Evaluate $$S=\lim_{x\to\infty}\frac{1-\cos x}{1-\sin x}$$

Its quite simple to conclude that this limit does not exist.

Now here comes the interesting part. Consider the limit

$$L=\lim_{x\to\infty}\frac{x-\sin x}{x+\cos x}=\lim_{x\to\infty}\frac{1-\frac{\sin x}x}{1+\frac{\cos x}x}=1$$

But this limit is of the form $\frac \infty\infty$. So from L'Hopital's

$$L=\lim_{x\to\infty}\frac{x-\sin x}{x+\cos x}=\lim_{x\to\infty}\frac{(x-\sin x)'}{(x+\cos x)'}=S$$

$$\implies S=1$$

Is this reverse reasoning correct? Is there any faulty assumption that is made here?
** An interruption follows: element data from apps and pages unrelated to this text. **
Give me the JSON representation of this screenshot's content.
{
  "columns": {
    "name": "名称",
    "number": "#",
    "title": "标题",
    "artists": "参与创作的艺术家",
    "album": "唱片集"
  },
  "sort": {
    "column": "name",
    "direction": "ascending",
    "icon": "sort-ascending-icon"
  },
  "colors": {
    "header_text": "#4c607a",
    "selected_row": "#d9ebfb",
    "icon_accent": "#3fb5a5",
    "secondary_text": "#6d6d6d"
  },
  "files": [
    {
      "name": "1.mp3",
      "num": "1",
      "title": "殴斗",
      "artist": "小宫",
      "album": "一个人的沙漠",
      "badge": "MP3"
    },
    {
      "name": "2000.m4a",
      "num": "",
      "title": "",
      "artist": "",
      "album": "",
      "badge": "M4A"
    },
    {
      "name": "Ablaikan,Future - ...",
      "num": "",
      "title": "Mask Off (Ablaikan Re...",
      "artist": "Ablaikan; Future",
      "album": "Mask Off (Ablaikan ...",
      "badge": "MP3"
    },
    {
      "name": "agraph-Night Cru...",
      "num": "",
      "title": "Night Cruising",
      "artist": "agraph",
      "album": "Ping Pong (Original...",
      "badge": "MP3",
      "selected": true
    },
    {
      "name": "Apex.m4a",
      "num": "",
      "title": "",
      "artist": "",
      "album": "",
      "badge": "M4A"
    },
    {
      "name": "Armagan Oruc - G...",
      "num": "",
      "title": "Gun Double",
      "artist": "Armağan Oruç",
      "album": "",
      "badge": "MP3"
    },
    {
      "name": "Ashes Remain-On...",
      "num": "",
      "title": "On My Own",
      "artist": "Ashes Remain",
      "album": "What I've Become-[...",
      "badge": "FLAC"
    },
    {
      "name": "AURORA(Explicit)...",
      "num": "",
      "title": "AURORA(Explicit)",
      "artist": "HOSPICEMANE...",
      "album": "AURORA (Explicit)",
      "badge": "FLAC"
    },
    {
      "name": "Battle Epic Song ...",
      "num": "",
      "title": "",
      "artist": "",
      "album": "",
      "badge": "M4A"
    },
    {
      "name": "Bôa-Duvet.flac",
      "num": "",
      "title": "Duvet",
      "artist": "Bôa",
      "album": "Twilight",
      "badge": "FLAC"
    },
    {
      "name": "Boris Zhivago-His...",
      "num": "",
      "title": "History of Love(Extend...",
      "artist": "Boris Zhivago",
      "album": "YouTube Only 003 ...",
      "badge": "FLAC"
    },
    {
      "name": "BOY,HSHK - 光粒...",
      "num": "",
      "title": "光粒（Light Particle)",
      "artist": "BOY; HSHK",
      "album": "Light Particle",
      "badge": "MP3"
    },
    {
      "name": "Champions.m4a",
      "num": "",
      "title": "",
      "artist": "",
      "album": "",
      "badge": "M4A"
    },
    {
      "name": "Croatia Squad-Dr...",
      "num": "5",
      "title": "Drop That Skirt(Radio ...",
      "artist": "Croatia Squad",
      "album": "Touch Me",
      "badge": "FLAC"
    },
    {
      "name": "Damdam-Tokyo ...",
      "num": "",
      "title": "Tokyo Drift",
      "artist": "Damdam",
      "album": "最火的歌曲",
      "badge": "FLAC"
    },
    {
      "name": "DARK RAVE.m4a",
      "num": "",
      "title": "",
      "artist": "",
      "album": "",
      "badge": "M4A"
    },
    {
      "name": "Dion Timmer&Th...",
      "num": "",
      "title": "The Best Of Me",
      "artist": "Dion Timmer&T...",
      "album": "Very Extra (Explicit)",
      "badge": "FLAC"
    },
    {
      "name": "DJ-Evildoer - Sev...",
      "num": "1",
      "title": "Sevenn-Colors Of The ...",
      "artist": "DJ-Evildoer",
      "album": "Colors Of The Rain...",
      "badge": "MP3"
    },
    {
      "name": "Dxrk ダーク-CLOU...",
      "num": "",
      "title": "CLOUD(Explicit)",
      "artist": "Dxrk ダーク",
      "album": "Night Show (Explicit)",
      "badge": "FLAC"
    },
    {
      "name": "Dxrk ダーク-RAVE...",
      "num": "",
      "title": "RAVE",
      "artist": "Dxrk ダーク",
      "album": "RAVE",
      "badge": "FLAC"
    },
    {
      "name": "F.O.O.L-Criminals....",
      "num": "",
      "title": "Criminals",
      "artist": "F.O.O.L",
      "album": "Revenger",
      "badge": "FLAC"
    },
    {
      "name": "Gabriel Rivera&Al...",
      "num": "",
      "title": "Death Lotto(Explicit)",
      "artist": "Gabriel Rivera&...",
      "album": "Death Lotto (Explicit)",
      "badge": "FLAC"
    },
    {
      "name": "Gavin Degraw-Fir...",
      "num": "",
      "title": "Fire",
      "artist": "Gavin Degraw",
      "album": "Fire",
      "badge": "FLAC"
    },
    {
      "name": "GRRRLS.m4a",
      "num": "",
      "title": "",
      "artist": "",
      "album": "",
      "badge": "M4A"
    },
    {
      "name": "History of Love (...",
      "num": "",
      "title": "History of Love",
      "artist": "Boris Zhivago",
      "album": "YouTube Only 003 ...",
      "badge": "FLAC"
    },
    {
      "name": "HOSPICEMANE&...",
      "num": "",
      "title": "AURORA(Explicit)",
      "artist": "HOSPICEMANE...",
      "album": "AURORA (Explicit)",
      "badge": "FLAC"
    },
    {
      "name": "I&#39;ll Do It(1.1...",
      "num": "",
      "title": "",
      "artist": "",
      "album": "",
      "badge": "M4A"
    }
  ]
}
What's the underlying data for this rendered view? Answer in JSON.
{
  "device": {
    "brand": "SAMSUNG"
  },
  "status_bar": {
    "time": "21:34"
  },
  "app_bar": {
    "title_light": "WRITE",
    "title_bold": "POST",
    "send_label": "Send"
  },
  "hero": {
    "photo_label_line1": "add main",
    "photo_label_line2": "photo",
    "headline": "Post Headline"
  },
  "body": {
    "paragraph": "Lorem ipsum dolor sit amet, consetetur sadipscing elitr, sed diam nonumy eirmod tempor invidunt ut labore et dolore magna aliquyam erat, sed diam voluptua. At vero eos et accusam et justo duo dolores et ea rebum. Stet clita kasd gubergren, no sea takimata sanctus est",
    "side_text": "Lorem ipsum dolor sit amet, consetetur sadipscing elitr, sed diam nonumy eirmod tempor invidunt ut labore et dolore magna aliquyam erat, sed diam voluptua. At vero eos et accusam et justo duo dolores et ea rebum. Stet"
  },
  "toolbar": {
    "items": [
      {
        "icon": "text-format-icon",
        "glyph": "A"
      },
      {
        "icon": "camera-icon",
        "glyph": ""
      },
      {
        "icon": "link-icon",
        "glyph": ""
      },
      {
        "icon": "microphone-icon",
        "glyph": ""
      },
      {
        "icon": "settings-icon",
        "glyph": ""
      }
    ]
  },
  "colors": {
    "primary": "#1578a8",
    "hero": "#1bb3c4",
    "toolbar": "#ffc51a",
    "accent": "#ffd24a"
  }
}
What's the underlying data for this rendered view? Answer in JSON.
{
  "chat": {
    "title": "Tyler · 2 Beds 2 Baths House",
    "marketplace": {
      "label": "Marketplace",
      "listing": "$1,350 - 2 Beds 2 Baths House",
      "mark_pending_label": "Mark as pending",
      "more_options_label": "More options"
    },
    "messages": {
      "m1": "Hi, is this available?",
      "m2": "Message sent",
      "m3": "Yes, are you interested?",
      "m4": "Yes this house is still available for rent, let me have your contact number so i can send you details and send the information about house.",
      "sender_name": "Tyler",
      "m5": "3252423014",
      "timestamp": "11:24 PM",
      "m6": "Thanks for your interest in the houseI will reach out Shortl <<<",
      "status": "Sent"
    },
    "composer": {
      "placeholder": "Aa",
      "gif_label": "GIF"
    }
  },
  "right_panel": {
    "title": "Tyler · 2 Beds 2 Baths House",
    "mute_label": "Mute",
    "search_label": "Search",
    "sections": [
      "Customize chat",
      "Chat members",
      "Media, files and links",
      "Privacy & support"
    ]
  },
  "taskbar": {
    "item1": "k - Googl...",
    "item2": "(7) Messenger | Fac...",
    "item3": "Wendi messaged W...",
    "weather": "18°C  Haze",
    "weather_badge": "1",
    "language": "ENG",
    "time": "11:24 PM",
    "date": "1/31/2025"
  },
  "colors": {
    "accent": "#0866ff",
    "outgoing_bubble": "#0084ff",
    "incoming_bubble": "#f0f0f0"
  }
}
  • 3
    $\begingroup$ "this limit does not exist since the limits $\cos(x)$ and $\sin(x)$ do not exist". The limit indeed does not exists, but this reasoning is wrong. Consider, for instance $\lim_{x \to \infty} \sin(x)/\sin(x)$. $\endgroup$ Mar 4, 2021 at 6:54
  • $\begingroup$ @Magdiragdag I understand. I just meant it in an informal way $\endgroup$
    – DatBoi
    Mar 4, 2021 at 6:56

1 Answer 1


L'Hopital's rule says, in this case, that if the limit$$\lim_{x\to\infty}\frac{1-\cos x}{1-\sin x}$$exists, then it is equal to$$\lim_{x\to\infty}\frac{x-\sin x}{x+\cos x}.$$You tried to apply this implication in the wrong direction, which is not valid.


Your Answer

By clicking “Post Your Answer”, you agree to our terms of service, privacy policy and cookie policy

Not the answer you're looking for? Browse other questions tagged or ask your own question.